The UN Security Council’s 15 ambassadors began a fact-finding mission in Serbia on Thursday to try to decide on a future for the breakaway province of Kosovo.
In talks with Serbian leaders, they heard their proposition for controlled autonomy instead of independence as request by the province’s ethnic Albanian majority.
Belgrade has also rejected a plan for independence under EU supervision proposed by the UN which has administered the province since the end of the war in 1999.
Along the border between Serbia and Kosovo, thousands of Serbs displaced since the conflict have gathered under makeshift tents in a bid to send a message to the visiting delegation.

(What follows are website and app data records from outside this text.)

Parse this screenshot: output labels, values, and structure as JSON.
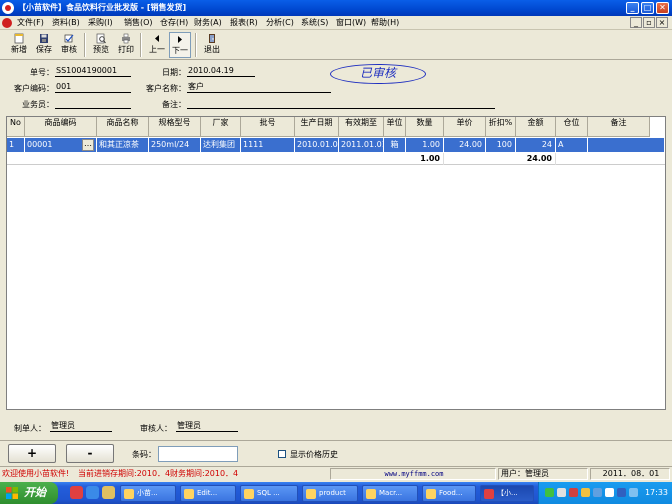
{
  "window": {
    "title": "【小苗软件】食品饮料行业批发版 - [销售发货]"
  },
  "menu": [
    "文件(F)",
    "资料(B)",
    "采购(I)",
    "销售(O)",
    "仓存(H)",
    "财务(A)",
    "报表(R)",
    "分析(C)",
    "系统(S)",
    "窗口(W)",
    "帮助(H)"
  ],
  "toolbar": {
    "new": "新增",
    "save": "保存",
    "audit": "审核",
    "preview": "预览",
    "print": "打印",
    "prev": "上一",
    "next": "下一",
    "exit": "退出"
  },
  "form": {
    "order_no_label": "单号：",
    "order_no": "SS1004190001",
    "date_label": "日期：",
    "date": "2010.04.19",
    "customer_code_label": "客户编码：",
    "customer_code": "001",
    "customer_name_label": "客户名称：",
    "customer_name": "客户",
    "salesman_label": "业务员：",
    "salesman": "",
    "remark_label": "备注：",
    "remark": "",
    "stamp": "已审核"
  },
  "grid": {
    "columns": [
      "No",
      "商品编码",
      "商品名称",
      "规格型号",
      "厂家",
      "批号",
      "生产日期",
      "有效期至",
      "单位",
      "数量",
      "单价",
      "折扣%",
      "金额",
      "仓位",
      "备注"
    ],
    "rows": [
      {
        "no": "1",
        "code": "00001",
        "name": "和其正凉茶",
        "spec": "250ml/24",
        "maker": "达利集团",
        "batch": "1111",
        "mfg": "2010.01.01",
        "exp": "2011.01.01",
        "unit": "箱",
        "qty": "1.00",
        "price": "24.00",
        "discount": "100",
        "amount": "24",
        "location": "A",
        "note": ""
      }
    ],
    "totals": {
      "qty": "1.00",
      "amount": "24.00"
    }
  },
  "footer": {
    "maker_label": "制单人：",
    "maker": "管理员",
    "auditor_label": "审核人：",
    "auditor": "管理员",
    "add_btn": "+",
    "del_btn": "-",
    "barcode_label": "条码：",
    "barcode": "",
    "price_history_label": "显示价格历史"
  },
  "status": {
    "welcome": "欢迎使用小苗软件!",
    "inventory_period": "当前进销存期间:2010．4",
    "finance_period": "财务期间:2010．4",
    "website": "www.myffmm.com",
    "user": "用户：管理员",
    "date": "2011．08．01"
  },
  "taskbar": {
    "start": "开始",
    "tasks": [
      "小苗...",
      "Edit...",
      "SQL ...",
      "product",
      "Macr...",
      "Food...",
      "【小..."
    ],
    "clock": "17:33"
  },
  "colors": {
    "title_bar": "#0a5ee8",
    "selection": "#3a6fcf",
    "stamp": "#2030c0",
    "status_red": "#d00000"
  }
}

“Today, the conditions aren’t right for us to go back,” said one refugee. “If they were, we would return. I don’t want to live in Serbia. My home is over there, in Kosovo. I was born there and I want to be free to go back and live my life there.”
Many Serbs remaining in Kosovo live in isolated enclaves under NATO protection.
The mission will take the UN ambassadors to both Kosovo Albanian communities and Serb enclaves.
There will also be talks with leaders from both sides, including the province’s president Fatmir Sejdiu who says they want to inform the Security Council about Kosovo’s needs. He hopes a new resolution will be drawn up as soon as possible.
Veto-wielding Russia which backs Serbia has threatened to block a Security Council vote on granting Kosovo independence. But some analysts don’t believe that will stop its Albanian majority from declaring independence, in a move which could destabilize the whole region once again.